Element data from apps and pages:
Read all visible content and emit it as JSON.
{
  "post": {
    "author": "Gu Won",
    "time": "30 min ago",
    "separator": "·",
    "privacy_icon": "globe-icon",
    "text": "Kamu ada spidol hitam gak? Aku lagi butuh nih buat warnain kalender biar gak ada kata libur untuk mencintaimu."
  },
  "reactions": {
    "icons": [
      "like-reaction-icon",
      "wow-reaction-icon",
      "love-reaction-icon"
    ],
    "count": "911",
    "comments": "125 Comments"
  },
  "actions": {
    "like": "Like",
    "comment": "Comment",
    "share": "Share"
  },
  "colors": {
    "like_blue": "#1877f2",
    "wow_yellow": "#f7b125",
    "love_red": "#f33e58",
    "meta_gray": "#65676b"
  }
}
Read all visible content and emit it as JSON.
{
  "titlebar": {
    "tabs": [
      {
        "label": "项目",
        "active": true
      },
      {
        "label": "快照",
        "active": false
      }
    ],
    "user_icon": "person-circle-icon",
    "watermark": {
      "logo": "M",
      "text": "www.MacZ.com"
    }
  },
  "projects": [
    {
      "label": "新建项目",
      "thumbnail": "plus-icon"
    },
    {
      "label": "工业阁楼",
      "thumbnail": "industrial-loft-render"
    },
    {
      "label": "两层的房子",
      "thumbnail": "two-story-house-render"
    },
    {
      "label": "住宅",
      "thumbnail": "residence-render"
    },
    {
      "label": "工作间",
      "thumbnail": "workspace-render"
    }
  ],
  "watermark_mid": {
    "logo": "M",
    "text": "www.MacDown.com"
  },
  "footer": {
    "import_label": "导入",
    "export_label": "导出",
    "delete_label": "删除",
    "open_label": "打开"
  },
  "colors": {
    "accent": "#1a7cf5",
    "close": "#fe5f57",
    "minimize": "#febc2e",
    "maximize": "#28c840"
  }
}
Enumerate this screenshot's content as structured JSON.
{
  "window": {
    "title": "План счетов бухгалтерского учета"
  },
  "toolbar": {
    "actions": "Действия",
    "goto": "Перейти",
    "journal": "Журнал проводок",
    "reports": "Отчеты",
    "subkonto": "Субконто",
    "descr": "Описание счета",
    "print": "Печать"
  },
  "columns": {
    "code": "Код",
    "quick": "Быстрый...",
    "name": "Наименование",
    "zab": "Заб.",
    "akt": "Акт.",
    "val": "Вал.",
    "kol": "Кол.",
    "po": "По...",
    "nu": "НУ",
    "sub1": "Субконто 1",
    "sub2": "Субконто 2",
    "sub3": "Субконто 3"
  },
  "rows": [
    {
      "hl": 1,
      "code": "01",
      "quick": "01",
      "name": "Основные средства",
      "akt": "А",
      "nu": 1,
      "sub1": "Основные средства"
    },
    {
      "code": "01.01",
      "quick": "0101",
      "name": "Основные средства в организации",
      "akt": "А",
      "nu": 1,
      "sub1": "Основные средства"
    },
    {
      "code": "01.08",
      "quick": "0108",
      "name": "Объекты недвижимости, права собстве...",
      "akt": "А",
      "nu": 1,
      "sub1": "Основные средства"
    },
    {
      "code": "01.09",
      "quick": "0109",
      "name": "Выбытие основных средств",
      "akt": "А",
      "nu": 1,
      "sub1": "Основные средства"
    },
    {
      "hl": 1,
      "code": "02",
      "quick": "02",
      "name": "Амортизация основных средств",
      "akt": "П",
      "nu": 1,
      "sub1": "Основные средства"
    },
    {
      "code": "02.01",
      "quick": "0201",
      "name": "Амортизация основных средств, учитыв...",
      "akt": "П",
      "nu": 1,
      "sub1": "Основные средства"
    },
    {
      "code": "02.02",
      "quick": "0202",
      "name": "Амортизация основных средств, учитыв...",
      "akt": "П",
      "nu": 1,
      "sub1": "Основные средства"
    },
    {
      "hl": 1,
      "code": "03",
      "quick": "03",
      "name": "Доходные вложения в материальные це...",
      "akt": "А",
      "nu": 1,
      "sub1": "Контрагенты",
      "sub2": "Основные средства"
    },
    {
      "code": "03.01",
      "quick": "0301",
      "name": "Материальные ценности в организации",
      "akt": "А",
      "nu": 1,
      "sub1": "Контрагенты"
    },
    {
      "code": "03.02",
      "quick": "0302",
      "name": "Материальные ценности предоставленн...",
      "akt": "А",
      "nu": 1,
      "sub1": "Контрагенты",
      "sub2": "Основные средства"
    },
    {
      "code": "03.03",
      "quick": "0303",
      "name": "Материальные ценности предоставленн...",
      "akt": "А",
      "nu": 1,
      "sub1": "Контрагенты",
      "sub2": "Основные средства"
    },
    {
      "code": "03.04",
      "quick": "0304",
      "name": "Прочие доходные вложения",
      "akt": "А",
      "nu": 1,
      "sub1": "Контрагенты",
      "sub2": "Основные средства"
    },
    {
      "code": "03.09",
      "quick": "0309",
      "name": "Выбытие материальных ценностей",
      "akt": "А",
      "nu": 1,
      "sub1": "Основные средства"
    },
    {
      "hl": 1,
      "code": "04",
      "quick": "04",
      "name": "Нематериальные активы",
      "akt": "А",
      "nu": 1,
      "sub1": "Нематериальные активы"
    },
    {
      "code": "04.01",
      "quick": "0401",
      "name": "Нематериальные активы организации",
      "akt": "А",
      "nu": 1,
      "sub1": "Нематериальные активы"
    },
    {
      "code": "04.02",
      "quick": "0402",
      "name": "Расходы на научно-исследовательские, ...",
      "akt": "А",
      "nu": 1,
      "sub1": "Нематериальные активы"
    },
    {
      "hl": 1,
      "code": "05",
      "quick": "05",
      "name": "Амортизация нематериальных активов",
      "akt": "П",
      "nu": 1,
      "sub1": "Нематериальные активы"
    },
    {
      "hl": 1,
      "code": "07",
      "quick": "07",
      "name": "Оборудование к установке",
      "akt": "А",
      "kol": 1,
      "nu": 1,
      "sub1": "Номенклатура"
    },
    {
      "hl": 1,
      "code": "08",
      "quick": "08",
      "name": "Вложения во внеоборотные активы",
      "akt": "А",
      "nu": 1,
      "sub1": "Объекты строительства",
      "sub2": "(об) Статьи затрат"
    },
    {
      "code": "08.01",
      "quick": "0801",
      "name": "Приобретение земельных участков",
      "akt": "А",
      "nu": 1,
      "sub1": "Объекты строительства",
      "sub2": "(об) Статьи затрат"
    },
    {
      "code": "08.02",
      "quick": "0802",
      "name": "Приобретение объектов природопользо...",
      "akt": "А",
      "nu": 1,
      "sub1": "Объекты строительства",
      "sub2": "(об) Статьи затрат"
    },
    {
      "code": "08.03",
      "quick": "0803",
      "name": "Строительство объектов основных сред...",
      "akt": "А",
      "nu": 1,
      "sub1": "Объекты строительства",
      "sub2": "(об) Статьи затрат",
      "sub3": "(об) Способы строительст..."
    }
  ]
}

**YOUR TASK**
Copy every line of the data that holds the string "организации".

**TASK OUTPUT**
      "name": "Основные средства в организации",
      "name": "Материальные ценности в организации",
      "name": "Нематериальные активы организации",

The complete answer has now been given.